Asking the five of us Bills to agree on which tunes we'd put on a Canadiana folk/roots Mixtape was brilliant fodder for heated tour van debate. We're an opinionated bunch and we think Canada quite simply offers up enough amazing material to fill 15-20 Mixtapes, so this was a tall order that we dove into with happy enthusiasm. The Bills have always been inspired by a broad range of international musical flavours, but we're fundamentally grounded in our homeland's deep and diverse folk/roots traditions and modern talents. You'll hear nods to all kinds of these different influences on our latest disc, Trail of Tales.
We narrowed down our Mixtape picks, but it wasn't easy! Here are some Canadian favourites for your listening pleasure:
David Francey — "Red Winged Blackbird"
We met David for the first time at the Jasper Folk Festival in 2001. We'd never heard of him, and he'd never heard of us. We were both new on the folk scene, having come from somewhat different directions, but there was an immediate kinship. Somehow his first album, Torn Screen Door, became a part of our sonic fibre. He is as good a person, and as good a folk music craftsperson, as they come.
Coeur de Pirate — "Berceuse"
Béatrice Martin, otherwise known as Coeur de Pirate, is an insanely talented Québécois and Canadian treasure. This song shows at her boiled-down best, with some classic francophone sounds in 3/4 time. Wow.
Stan Rogers — "The Mary Ellen Carter"
What more can you say? Stan. He set the standard for folk writing and performance in Canada. Gone too soon, but what a wealth he left for us all. "The Mary Ellen Carter" lays it down, as heavy as it gets.
Jim Bryson — "Oregon" (with Oh Susanna)
Jim is one of Canada's secret weapons. He wrote, produced, and performed on this lovely song with the incomparable Oh Susanna for her album Namedropper. You'll be so into Jim (and Suzie!) after you hear this.
Ed McCurdy — "Last Night I Had the Strangest Dream"
Try not to be deeply moved by this classic of classics. (Okay, okay, Ed was born in Pennsylvania, but he married a Canadian and ended up a CBC broadcaster in Vancouver!) As best we know, he wrote "Strangest Dream" in 1950. Everyone has covered it, and it has the best qualities a folk song can have: simple, beautiful, poignant, profound. As important now as it was nearly 70 years ago.
Bim (Roy Forbes) — "Tender Lullaby"
I (Chris Frye of the Bills) grew up with Bim as a part of my family circle. These early Bim songs were the soundtrack of my childhood. Someday I hope to record an album of these beautiful, rocking, truly northern Canadian classics.

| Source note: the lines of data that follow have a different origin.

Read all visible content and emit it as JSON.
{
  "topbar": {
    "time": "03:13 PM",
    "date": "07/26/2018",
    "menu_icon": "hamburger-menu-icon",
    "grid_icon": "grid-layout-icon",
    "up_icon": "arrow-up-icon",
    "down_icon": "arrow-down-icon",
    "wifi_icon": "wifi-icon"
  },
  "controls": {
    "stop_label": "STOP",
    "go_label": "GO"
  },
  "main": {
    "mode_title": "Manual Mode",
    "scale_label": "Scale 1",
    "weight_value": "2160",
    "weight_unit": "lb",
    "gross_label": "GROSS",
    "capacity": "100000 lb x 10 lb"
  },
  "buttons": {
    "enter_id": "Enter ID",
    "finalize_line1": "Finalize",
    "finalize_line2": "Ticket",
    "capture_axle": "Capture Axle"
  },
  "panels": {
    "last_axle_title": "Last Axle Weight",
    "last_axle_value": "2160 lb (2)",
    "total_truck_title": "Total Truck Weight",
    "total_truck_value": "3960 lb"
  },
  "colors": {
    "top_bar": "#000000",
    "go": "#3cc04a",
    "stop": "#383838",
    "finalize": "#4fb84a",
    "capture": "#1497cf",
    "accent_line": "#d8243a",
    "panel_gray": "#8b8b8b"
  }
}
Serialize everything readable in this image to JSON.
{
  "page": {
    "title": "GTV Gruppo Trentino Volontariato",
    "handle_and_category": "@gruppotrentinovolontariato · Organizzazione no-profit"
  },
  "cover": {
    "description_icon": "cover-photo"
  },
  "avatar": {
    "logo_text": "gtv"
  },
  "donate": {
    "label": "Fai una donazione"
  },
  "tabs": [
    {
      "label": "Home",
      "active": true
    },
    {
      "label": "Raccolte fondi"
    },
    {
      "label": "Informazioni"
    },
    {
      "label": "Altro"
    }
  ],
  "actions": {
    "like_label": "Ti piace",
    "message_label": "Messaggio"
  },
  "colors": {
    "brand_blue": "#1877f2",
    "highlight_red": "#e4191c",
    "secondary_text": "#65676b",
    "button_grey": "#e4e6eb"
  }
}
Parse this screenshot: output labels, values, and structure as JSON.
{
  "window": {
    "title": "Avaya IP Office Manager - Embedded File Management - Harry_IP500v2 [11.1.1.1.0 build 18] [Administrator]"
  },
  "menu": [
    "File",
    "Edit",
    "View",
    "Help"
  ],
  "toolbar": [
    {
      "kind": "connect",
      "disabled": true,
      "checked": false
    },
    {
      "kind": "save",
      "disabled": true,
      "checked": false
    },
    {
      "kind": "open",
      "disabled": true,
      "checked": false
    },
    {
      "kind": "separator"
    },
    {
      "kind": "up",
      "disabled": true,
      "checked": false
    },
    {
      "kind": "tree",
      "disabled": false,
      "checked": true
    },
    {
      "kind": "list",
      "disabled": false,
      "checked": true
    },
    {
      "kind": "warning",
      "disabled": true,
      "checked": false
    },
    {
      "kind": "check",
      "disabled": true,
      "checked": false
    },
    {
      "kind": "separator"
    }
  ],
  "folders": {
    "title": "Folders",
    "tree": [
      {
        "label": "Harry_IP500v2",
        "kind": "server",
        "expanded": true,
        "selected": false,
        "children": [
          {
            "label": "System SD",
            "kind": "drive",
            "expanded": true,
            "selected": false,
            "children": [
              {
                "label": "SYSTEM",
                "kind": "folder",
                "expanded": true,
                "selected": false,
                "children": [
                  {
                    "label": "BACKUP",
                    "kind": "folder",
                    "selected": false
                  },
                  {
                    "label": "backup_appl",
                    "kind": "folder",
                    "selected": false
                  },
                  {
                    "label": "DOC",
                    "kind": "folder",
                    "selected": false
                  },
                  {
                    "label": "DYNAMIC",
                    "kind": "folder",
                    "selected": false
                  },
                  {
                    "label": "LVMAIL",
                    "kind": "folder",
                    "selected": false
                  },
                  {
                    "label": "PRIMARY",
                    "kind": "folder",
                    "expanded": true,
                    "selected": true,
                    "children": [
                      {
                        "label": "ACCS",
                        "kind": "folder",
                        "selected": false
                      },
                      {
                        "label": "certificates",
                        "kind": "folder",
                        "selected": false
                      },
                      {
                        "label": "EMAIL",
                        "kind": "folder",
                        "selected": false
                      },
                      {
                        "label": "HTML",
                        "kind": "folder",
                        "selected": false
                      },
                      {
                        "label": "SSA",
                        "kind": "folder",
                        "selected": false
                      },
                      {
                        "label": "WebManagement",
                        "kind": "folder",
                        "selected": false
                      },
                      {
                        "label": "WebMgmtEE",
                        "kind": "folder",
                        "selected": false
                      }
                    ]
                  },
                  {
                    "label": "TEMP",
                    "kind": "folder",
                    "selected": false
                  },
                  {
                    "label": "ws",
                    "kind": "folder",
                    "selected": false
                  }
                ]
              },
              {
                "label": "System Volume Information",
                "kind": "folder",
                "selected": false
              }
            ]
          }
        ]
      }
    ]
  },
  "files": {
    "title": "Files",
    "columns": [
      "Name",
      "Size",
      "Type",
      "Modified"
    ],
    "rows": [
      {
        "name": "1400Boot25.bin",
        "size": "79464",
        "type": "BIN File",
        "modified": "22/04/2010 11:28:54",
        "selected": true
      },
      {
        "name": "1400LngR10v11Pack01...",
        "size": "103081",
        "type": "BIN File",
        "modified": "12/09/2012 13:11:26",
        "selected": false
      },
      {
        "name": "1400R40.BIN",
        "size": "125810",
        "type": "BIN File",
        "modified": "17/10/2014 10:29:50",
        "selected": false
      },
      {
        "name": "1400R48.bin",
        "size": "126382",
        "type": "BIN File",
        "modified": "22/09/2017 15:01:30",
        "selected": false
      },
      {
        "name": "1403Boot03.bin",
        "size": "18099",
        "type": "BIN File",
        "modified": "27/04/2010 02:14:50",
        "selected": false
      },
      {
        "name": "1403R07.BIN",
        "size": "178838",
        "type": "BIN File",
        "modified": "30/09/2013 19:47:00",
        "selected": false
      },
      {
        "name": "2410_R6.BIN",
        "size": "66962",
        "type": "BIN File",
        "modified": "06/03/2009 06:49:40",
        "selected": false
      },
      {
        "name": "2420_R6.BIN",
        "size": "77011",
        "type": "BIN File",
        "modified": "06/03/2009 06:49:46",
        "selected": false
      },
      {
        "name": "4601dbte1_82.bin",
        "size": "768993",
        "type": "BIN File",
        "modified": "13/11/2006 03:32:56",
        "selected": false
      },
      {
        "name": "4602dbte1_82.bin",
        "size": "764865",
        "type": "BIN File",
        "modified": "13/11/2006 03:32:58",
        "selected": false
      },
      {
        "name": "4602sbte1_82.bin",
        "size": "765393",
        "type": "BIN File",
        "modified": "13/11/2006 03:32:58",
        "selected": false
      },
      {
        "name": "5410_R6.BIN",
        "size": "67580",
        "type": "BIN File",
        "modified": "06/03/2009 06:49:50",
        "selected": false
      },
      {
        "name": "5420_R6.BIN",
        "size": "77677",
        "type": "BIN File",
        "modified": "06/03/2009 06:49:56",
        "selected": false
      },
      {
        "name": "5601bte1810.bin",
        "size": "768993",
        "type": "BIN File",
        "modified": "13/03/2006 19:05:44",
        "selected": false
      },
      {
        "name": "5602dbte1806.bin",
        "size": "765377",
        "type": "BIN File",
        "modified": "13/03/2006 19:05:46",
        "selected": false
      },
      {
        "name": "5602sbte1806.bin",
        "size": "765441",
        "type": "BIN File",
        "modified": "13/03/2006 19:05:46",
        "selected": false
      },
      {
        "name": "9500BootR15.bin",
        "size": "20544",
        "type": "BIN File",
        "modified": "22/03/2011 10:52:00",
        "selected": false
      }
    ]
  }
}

Sam Roberts — "Canadian Dream"
Following in a long tradition of incredible writer/rockers from the Great White North, Sam and his band from Montreal are simply irresistible. This tune has so many great lines that maybe only a Canadian can truly relate to: "Everything moves real slow when it's 40 below."
Wilf Carter — "My Old Canadian Home"
Wilf. He did it all. He was the cowboy hero everywhere. A yodeler extraordinaire and even a double agent — they called him "Montana Slim" Stateside! In this, one of his scratchy vinyl classics, he gets about as patriotic Canadian as you'll ever hear any of us get.
Joni Mitchell — "A Case of You"
She stands alone at the top of the mountain. Glorious, untouchable Joni. "…and still be on my feet" … we all still bow and weep in awe.
Steve Dawson — "Tractor Part" (with Zubot and Dawson)
Steve is a purist and an adventurer at the same time. The Bills like to think of ourselves as having that same spirit — rooted in the traditions, but always seeking to bust down barriers and make whatever music we want to explore. Steve has always done that, and this tune is one that helped make his name.
Alan Doyle and the Beautiful Gypsies — "1,2,3,4"
Alan has always inspired with his powerful voice and stage presence. Try and sit still as he and his band of Beautiful Gypsies rip through this one!
Oliver Schroer — "Horseshoes and Rainbows" from the album Jigzup (1993)
An extremely influential tune from a truly innovative Canadian fiddler. You'll hear young folks from coast to coast jamming on this melody, and the recorded version exemplifies Oliver's ability to create layered soundscapes outside the normal bounds. ᐧ